Porting the game from one engine to another was made easier by the experimentation in the previous entries, and required the formalising of certain conventions. I decided on some core tenets of the Slap Game series, namely that all interactions should be done through slapping, the player should never be at risk, and “gameplay challenges” should be suggested, but player-driven. These led to gameplay decisions, like the player’s jump coming from slapping the ground, and level design considerations, like the ways props were placed in order to suggest chaotic interaction.
PhaSMM is an interactive narrative game told through the call logs and social media profiles of unsuspecting citizens, built mainly to demonstrate the invasive information that can be gleaned from metadata, in response to the Australian data retention laws. It was my first completed commercial product, built by myself, over 6 months, using uGUI and C# in Unity. The interface and systems were built independent of the data, and data entry tools were built, to facilitate writing the content.
I must reach the top is an artgame about climbing a cliff but never being able to reach the top. I developed it solo, over the course of one weekend, using C# in Unity.
It is mechanically simple; the player has one button for each hand, and at any given moment they need to hold on with one hand while raising the other to climb. As the player climbs, music begins to fade in that implies success and progress, and the sky begins to light up. Moving further, more instruments chime in to the music, suggesting the support of friends, and a flag becomes visible, providing a clearer goal. As the sky begins to brighten, the sun peaks over the cliff and the music starts to fade out - the bright positivity begins to feel hot and fatiguing, and then a second cliff slowly appears over the top of the current one. The player is climbing very slow by now, and simultaneously feels a sense of fatigue while knowing that they are only on the first challenge of several.
This is all achieved with highly adjustable effects (music volume, skybox, sun position, climb speed) that are all driven by the player’s progress up the cliff, turning a very simple, linear progression into an intense emotional experience.
A one-month project made with Blueprint in Unreal Engine 4, to experiment with improving players’ physical interaction with a world. Through simple first-person interaction, the player can place the broom against a surface and sweep objects away with the head, as the broom adjusts its angle and position to make contact with the targeted surfaces as best it can.
A game built in a weekend by myself, using GML in GameMaker Studio, that simulates a pong match against an opponent that is half an hour away. Includes a “map” that shows how far along the field the ball has reached, and simulates the length of the field parametrically, so it can easily be adjusted and adapted for more interesting use cases, such as implementing matchmaking and using the physical distance between the players.
He Was is an interactive fiction artgame about identity and relationships, made using GD SCript in Godot, by myself, over two weeks. I had something specific I wanted to express, and made He Was as a way to do so in as direct and succinct a way as possible.
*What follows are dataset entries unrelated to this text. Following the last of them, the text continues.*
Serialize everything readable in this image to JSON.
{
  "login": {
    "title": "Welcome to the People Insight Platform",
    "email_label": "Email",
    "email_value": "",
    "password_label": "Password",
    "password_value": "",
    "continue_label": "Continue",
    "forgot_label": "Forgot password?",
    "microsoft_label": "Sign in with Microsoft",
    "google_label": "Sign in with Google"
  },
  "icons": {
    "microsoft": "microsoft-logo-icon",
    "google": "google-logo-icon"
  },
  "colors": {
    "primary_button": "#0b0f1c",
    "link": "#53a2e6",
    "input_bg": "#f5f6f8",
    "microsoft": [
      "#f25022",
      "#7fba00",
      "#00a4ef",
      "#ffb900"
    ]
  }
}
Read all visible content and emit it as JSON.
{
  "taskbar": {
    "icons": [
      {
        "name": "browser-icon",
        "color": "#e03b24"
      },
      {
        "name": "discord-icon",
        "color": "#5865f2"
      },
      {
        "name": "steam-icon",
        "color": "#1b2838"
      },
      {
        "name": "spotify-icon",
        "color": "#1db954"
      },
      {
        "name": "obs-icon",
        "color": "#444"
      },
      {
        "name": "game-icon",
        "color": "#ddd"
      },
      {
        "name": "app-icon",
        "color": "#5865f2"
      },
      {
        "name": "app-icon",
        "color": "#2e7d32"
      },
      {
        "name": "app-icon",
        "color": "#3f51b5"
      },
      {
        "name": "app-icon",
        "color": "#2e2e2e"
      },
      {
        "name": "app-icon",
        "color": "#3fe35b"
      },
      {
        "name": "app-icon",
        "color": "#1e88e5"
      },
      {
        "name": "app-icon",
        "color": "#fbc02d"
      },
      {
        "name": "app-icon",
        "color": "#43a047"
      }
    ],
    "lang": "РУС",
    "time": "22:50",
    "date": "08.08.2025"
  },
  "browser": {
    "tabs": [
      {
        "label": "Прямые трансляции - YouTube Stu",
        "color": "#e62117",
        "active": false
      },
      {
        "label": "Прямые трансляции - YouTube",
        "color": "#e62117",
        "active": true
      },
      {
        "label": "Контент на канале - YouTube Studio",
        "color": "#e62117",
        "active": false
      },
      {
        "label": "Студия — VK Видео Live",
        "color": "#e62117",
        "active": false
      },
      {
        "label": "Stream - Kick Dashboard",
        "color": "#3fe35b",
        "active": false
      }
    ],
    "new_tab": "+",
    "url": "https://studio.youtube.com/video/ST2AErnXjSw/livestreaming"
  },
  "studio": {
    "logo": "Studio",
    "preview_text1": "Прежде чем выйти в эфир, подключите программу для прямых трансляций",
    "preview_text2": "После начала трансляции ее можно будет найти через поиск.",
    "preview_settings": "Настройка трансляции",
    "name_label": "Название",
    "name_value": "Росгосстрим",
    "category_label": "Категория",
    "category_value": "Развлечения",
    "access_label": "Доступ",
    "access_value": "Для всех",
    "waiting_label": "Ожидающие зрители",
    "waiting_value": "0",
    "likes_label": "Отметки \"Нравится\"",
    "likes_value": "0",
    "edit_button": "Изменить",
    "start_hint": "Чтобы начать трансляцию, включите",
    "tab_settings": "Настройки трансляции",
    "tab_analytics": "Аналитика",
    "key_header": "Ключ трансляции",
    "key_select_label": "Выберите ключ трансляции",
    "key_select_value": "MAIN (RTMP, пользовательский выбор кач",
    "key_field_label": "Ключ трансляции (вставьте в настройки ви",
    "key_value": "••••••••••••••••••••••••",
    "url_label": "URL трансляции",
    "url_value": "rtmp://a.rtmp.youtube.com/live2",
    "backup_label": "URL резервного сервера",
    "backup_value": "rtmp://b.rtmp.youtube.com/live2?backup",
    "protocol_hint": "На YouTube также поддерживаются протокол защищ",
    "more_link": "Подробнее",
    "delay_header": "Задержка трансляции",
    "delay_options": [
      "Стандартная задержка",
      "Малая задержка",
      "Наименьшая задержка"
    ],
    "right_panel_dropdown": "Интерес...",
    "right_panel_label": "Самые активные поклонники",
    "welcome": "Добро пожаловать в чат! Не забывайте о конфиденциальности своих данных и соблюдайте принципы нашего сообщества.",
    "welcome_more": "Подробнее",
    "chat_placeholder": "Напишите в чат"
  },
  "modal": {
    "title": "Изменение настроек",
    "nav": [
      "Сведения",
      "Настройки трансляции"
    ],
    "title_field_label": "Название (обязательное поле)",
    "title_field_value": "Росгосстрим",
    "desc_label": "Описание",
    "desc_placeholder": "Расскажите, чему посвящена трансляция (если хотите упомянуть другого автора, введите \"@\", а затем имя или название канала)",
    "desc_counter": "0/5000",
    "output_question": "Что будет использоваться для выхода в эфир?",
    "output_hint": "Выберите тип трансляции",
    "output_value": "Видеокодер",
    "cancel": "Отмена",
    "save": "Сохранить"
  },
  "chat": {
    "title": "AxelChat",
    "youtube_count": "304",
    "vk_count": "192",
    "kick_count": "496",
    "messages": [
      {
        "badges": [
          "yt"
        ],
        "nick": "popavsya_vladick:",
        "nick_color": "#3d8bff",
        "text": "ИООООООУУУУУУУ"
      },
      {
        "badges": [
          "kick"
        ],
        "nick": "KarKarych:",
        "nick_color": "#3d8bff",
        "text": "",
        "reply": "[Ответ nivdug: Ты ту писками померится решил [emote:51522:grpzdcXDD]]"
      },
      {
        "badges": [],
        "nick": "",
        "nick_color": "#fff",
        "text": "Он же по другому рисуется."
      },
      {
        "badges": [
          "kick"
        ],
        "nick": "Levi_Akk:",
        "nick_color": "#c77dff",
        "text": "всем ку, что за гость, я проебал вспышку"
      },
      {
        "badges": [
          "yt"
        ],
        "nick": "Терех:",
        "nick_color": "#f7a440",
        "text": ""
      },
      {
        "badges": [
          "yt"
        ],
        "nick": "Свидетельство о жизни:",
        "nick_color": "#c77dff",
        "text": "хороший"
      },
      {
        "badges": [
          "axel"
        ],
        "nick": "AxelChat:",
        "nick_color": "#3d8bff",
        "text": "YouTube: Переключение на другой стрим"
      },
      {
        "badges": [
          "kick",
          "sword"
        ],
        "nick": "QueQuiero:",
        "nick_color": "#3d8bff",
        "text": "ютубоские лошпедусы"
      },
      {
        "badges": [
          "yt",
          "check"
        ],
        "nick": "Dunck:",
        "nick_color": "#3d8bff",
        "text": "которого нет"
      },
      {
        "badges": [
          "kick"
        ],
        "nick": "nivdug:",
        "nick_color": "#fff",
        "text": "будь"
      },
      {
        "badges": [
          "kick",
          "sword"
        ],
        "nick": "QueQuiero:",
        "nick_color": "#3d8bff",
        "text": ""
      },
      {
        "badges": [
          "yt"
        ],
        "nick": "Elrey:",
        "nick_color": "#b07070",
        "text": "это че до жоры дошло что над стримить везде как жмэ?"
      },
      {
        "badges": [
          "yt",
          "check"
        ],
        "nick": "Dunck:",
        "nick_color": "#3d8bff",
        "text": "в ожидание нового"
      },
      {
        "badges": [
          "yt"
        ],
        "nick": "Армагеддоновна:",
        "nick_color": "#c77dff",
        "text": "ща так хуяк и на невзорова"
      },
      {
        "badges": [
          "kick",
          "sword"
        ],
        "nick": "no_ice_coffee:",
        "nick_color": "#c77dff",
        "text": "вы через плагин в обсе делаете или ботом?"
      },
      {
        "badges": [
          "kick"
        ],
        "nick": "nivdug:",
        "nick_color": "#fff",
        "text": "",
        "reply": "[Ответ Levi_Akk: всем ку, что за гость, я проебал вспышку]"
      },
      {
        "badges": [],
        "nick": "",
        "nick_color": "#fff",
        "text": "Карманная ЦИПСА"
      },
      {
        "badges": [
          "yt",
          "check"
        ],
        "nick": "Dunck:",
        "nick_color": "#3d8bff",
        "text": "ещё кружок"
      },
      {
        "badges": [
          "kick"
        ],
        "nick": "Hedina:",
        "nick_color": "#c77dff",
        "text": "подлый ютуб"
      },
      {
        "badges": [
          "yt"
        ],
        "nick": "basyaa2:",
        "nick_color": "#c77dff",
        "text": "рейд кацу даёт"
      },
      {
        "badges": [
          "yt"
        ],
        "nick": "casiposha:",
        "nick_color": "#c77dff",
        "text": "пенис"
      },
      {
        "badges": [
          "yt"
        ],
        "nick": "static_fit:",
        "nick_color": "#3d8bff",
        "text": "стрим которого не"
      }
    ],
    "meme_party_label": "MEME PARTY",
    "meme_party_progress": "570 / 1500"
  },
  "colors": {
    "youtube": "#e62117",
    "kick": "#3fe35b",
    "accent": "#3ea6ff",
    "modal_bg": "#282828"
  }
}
I was able to perfectly execute on the message I was aiming for, while learning how to structure Godot projects in a way that allowed for the same expansion and adjustments that I had employed in UE4 and Unity projects.
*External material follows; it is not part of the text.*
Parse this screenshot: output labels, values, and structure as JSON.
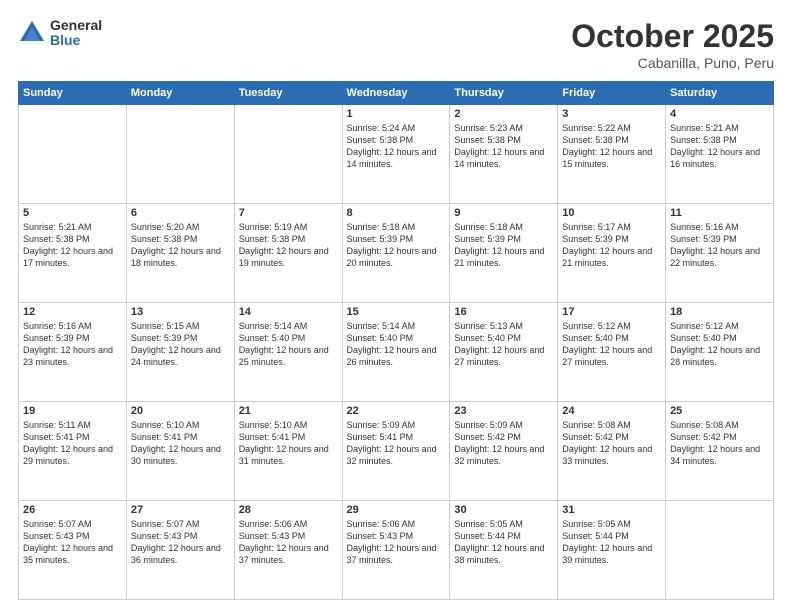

An experimental interactive fiction game that asks the player to record themselves reading individual words aloud, then uses those voice clips to read out some pre-written poems. Created with C# in Unity, over a week, by myself. I wrote a tool that parses all of the poems to compile a lexicon, and to automatically adjust timings based on punctuation, so content could be added and automatically included.